Prosecutor Tony Dunne said that Kerr had been drinking heavily before breaking the door down, bursting into the flat and grabbing the woman by the throat. He then pressed his thumbs into the centre of her throat to the point where she couldn’t breathe.
“During the course of the attack she fell back and banged her head, unable to breathe,” said Mr Dunne.
“She feared she was going to die.”
During the attack Kerr also broke her necklace.
Her neighbour, a man who was named in court, came running to her aid and pulled Kerr off her. Police were called out and arrested Kerr.
During questioning in custody, officers asked him about his “health and welfare”.
He replied: “Health and welfare? I’ll kill her.”
He was charged with intentional strangulation, using violence to force entry to premises and damaging property.

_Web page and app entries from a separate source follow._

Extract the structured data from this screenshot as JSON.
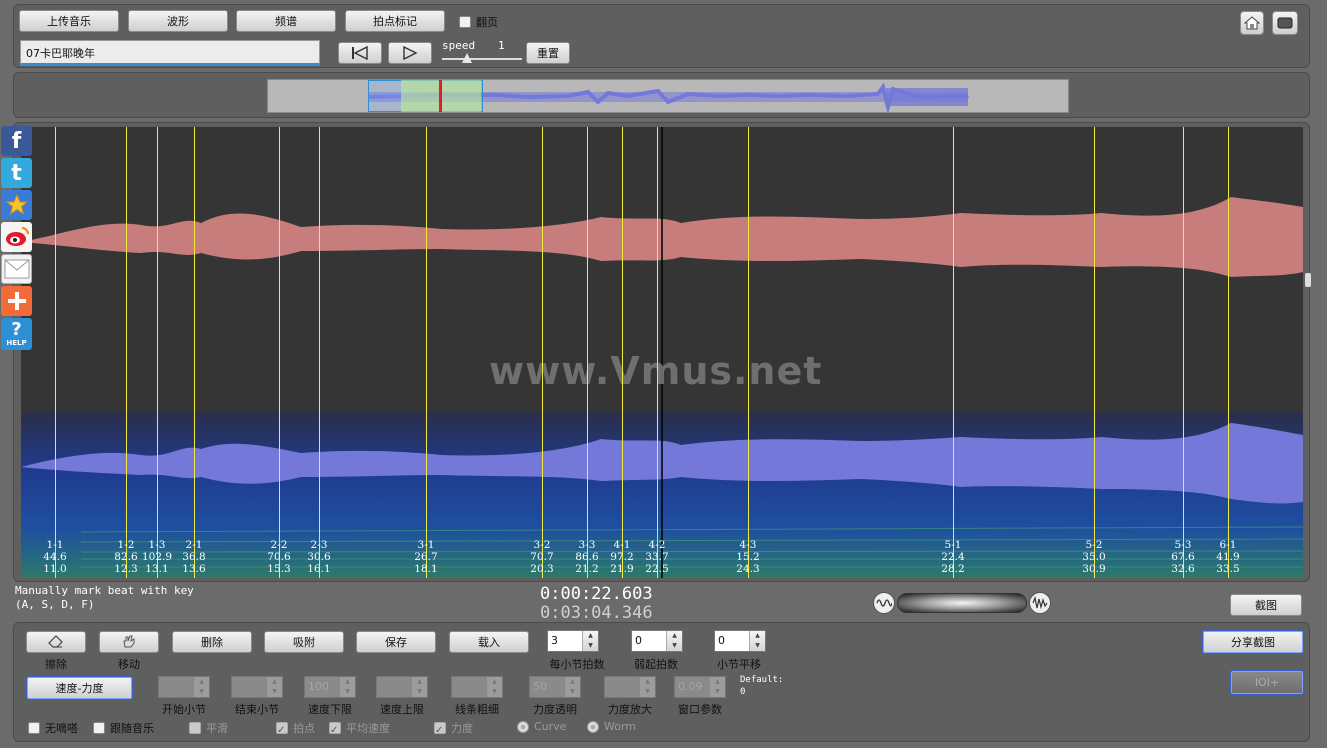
{
  "toolbar": {
    "upload_label": "上传音乐",
    "waveform_label": "波形",
    "spectrum_label": "频谱",
    "beat_mark_label": "拍点标记",
    "page_turn_label": "翻页",
    "file_name": "07卡巴耶晚年",
    "speed_label": "speed",
    "speed_value": "1",
    "reset_label": "重置"
  },
  "main": {
    "watermark": "www.Vmus.net",
    "markers": [
      {
        "label": "1-1",
        "tempo": "44.6",
        "time": "11.0"
      },
      {
        "label": "1-2",
        "tempo": "82.6",
        "time": "12.3"
      },
      {
        "label": "1-3",
        "tempo": "102.9",
        "time": "13.1"
      },
      {
        "label": "2-1",
        "tempo": "36.8",
        "time": "13.6"
      },
      {
        "label": "2-2",
        "tempo": "70.6",
        "time": "15.3"
      },
      {
        "label": "2-3",
        "tempo": "30.6",
        "time": "16.1"
      },
      {
        "label": "3-1",
        "tempo": "26.7",
        "time": "18.1"
      },
      {
        "label": "3-2",
        "tempo": "70.7",
        "time": "20.3"
      },
      {
        "label": "3-3",
        "tempo": "86.6",
        "time": "21.2"
      },
      {
        "label": "4-1",
        "tempo": "97.2",
        "time": "21.9"
      },
      {
        "label": "4-2",
        "tempo": "33.7",
        "time": "22.5"
      },
      {
        "label": "4-3",
        "tempo": "15.2",
        "time": "24.3"
      },
      {
        "label": "5-1",
        "tempo": "22.4",
        "time": "28.2"
      },
      {
        "label": "5-2",
        "tempo": "35.0",
        "time": "30.9"
      },
      {
        "label": "5-3",
        "tempo": "67.6",
        "time": "32.6"
      },
      {
        "label": "6-1",
        "tempo": "41.9",
        "time": "33.5"
      }
    ]
  },
  "status": {
    "hint_line1": "Manually mark beat with key",
    "hint_line2": "(A, S, D, F)",
    "current_time": "0:00:22.603",
    "total_time": "0:03:04.346",
    "screenshot_label": "截图"
  },
  "bottom": {
    "erase_label": "擦除",
    "move_label": "移动",
    "delete_label": "删除",
    "snap_label": "吸附",
    "save_label": "保存",
    "load_label": "载入",
    "beats_per_bar_value": "3",
    "beats_per_bar_label": "每小节拍数",
    "pickup_value": "0",
    "pickup_label": "弱起拍数",
    "bar_shift_value": "0",
    "bar_shift_label": "小节平移",
    "share_label": "分享截图",
    "tempo_force_label": "速度-力度",
    "ioi_label": "IOI+",
    "default_label": "Default:",
    "default_value": "0",
    "params": [
      {
        "label": "开始小节",
        "value": ""
      },
      {
        "label": "结束小节",
        "value": ""
      },
      {
        "label": "速度下限",
        "value": "100"
      },
      {
        "label": "速度上限",
        "value": ""
      },
      {
        "label": "线条粗细",
        "value": ""
      },
      {
        "label": "力度透明",
        "value": "50"
      },
      {
        "label": "力度放大",
        "value": ""
      },
      {
        "label": "窗口参数",
        "value": "0.09"
      }
    ],
    "checks": {
      "no_tick": "无嘀嗒",
      "follow_music": "跟随音乐",
      "smooth": "平滑",
      "beats": "拍点",
      "avg_speed": "平均速度",
      "force": "力度",
      "curve": "Curve",
      "worm": "Worm"
    }
  },
  "social": {
    "facebook": "f",
    "twitter": "t",
    "help": "HELP"
  },
  "colors": {
    "waveform_top": "#c77d7c",
    "waveform_bottom": "#7478d9",
    "marker": "#f2ea3c",
    "spectrum_bg": "#353535"
  }
}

Kerr, of Barrowcliff Road, Scarborough, initially denied the incident and a trial had been scheduled for earlier this year, but he admitted the offences after his barrister asked the judge for a Goodyear indication, or an indication as to length of sentence if his client pleaded guilty.

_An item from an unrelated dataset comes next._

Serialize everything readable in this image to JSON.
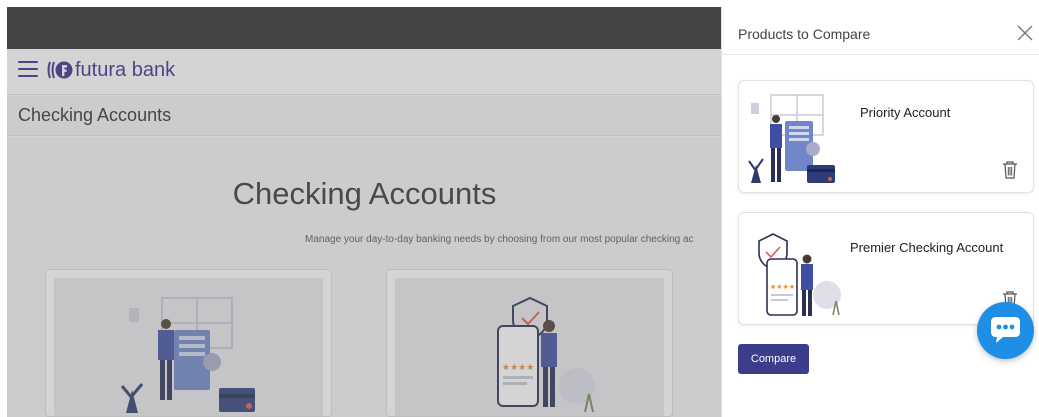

When the judge said the sentence would be lesser if Kerr pleaded guilty, he owned up. He was remanded in custody and appeared for sentence via video link today (Friday).
Mr Dunne said that Kerr lived in a flat below the victim at the time of the attack, which occurred on March 23.
The victim said there had been “numerous issues” with Kerr in the past.
On the night in question, she had gone out for drinks with a group of people including Kerr, who drank about 10 cans of lager.
She returned to her flat with a friend but didn’t want Kerr in her home because he was drunk, so she locked the door.
Kerr came back upstairs and, on finding her door locked, simply kicked it in and went inside.
The victim told Kerr, who was holding a crate of lager, that she didn’t want him there, at which point he ran towards her and strangled her.
Mr Dunne said Kerr had “numerous” previous convictions for being drunk and disorderly. His rap sheet also included battery and criminal damage.
Defence barrister Nick Peacock was spared the need for mitigation after judge Sean Morris said he would stick to the promise he made at the Goodyear hearing and give Kerr a reduced sentence.
Kerr was jailed for 17 months and given a five-year restraining order banning him from contacting the victim and the friend who went to her aid, and prohibiting him from going within 300 yards of their home.